I11 health forced De Pensens to retire in 1737, and he was replaced on Ile St. Jean by Duchambon. Besides being next in terms of seniority, Duchambon was said by St. Ovide to possess complete knowledge of and friendship with the Acadians, while his wife, a native of this area, was fluent in the Micmac language. Instead of the appointement attached to a captain of a company, Duchambon received the regular salary of a lieutenant de roi (1,800 livres) as well as the 800 livres gratuity. [12] In 1738 the colony's two lieutenants de roi - the one at Louisbourg, the other on Ile St. Jean - clashed over their relative positions. Duchambon complained that Bourville, while temporarily in command at Louisbourg, had claimed to have authority over him. It was his opinion that as lieutenant de roi of Ile St. Jean, he was required to answer only to the governor of Ile Royale and the governor-general of Canada.

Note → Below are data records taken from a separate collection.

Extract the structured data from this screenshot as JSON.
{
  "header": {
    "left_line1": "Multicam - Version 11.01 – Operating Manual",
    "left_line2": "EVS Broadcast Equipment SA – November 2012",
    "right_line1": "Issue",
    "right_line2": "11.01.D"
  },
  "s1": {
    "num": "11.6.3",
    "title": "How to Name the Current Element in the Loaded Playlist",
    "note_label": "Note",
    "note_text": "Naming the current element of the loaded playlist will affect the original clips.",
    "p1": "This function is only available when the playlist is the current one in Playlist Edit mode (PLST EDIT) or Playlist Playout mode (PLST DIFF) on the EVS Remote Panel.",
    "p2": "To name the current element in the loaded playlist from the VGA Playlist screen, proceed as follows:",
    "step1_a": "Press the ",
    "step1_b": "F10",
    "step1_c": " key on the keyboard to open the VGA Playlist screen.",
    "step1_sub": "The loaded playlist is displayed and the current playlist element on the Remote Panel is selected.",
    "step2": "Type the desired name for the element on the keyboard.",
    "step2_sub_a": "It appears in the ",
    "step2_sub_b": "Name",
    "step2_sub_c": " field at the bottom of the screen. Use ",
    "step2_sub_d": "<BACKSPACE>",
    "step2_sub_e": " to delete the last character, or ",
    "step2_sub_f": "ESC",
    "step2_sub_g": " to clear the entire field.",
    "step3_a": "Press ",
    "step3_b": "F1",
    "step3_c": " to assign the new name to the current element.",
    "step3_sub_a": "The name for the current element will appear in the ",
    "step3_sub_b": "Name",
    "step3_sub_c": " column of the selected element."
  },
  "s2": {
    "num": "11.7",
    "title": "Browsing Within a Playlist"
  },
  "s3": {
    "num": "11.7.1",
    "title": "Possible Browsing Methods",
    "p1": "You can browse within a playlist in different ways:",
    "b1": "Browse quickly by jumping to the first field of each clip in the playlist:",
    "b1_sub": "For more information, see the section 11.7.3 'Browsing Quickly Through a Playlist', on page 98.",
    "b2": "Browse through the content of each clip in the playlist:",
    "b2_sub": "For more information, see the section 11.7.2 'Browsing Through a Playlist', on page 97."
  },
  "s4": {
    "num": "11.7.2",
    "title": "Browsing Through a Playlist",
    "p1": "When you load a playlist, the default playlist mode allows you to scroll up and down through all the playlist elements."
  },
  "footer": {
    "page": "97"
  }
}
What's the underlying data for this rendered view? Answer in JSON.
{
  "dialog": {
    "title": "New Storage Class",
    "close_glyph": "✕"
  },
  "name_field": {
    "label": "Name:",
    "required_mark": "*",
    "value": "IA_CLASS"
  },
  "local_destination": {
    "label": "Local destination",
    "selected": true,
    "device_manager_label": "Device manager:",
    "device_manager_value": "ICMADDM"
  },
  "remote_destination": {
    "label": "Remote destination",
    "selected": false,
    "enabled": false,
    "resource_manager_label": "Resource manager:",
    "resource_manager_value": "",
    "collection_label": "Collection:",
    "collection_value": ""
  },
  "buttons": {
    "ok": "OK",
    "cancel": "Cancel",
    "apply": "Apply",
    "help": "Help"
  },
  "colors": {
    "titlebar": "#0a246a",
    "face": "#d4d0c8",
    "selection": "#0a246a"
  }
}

De Forant, after his arrival in Louisbourg, reported to the minister that he had informed Duchambon that in the absence of the governor, he was subordinate to the lieutenant de roi of Ile Royale. [13] A few months later, while again serving as commander following De Forant's death, Bourville wrote that the lieutenant de roi of Ile St. Jean should be given an order to command for the colony as a whole in the event of the absence of both governor and lieutenant de roi since his commission gave him the right to command only Ile St. Jean. Unless this was done, he explained, Duchambon might find his authority challenged by those in the ordinary chain of command at Louisbourg; that is, the major and the most senior captains.[14]

A few months prior to his death in October 1744, Duquesnel was advised by the minister that when De Pensens was named lieutenant de roi of Ile St. Jean, it was hoped that creation of this rank on the island would provide a feeling of stability for the inhabitants which would serve to accelerate its progress. However, as this did not seem to be happening, the position was now considered unnecessary. Duchambon was recalled to Louisbourg to succeed the retiring Bourville, but no one was named to replace him at Ile St. Jean. [15] It was unfortunate for Duchambon that soon after assuming command in Duquesnel's death he was faced with a mutiny by the troops. And, though the minister had no intention of permitting him to remain in command for long, having appointed Chateaugué governor and De Salvert interim commander, Duchambon acquired the further unwanted distinction of being in charge when the fortress fell to the New Englanders in 1745.